Mummified dinosaur skin yields up new secrets
Scientists from The University of Manchester have identified preserved organic molecules in the skin of a dinosaur that died around 66-million years ago.
The well-preserved fossil of the plant-eating hadrosaur – known as ‘Dakota’ – has been analysed by researchers writing in the journal Proceedings of the Royal Society B.
The team report how the fossil's soft tissues were spared from decay by fine sediments that formed a mineral cast.
A wide range of tests have shown that the fossil still holds cell-like structures, although the constituent proteins have decayed.
Advanced imaging and chemical techniques have revealed that the mummified duckbilled dinosaur had two layers of skin – just like the skin of modern birds and reptiles, which scientists believe are closely related to duckbilled dinosaurs.
They believe the hippo-sized Dakota fell into a watery grave, with little oxygen present to speed along the decay process. Meanwhile, very fine sediments reacted with the soft tissues of the animal, forming a kind of cement.
As a result, the 66 million-year-old fossil still retains some of the organic matter of the original dinosaur, mixed in with the minerals.
"You're looking at cell-like structures; you slice through this and you're looking at the cell structure of dinosaur skin,” said Dr Phil Manning, Senior Lecturer in Palaeontology & Research Fellow School of Earth, Atmospheric & Environmental Sciences (SEAES). “That is absolutely gobsmacking."
Notes for editors
For more information please contact Alex Waddington, Media Relations Officer, The University of Manchester, Tel 0161 275 8387.
A copy of the paper and images are available on request.
The Manchester research team comprised Dr Phil Manning (SEAES and Manchester Museum), Peter Morris (SEAES and the Williamson Research Centre for Molecular Environmental Science), Adam McMahon and Emrys Jones (Wolfson Molecular Imaging Centre), Andy Gize and Joe Macquaker (SEAES), Prof Simon Gaskell and Onrapak Reamtong (Manchester Interdisciplinary Biocentre), Dr Bill Sellers (Faculty of Life Science), Bart van Dongen (SEAES and Williamson Research Centre for Molecular Environmental Science), Mike Buckley and Dr Roy Wogelius (SEAES and Williamson Research Centre for Molecular Environmental Science)

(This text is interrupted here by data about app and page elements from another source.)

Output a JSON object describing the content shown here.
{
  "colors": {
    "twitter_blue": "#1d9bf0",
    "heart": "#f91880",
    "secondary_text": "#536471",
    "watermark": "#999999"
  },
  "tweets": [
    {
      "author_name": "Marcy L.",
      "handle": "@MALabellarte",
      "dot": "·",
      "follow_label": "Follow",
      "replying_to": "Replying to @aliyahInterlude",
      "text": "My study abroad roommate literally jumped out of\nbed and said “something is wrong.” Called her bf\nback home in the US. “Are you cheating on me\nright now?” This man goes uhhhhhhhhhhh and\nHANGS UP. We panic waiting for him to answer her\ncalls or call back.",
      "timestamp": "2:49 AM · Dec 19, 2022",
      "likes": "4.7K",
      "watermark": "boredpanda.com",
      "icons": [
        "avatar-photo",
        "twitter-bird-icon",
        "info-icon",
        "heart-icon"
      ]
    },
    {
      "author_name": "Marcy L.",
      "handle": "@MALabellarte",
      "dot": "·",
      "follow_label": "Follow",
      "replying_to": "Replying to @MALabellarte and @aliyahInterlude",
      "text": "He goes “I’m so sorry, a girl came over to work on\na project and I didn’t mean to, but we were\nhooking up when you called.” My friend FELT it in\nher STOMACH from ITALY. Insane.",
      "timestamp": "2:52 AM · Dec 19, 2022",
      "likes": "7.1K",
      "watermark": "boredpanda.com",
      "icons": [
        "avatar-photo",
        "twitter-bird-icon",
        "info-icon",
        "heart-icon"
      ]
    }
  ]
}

Scientists at The University of Liverpool, Manchester Metropolitain University, Yale University and The University of York also took part in the study.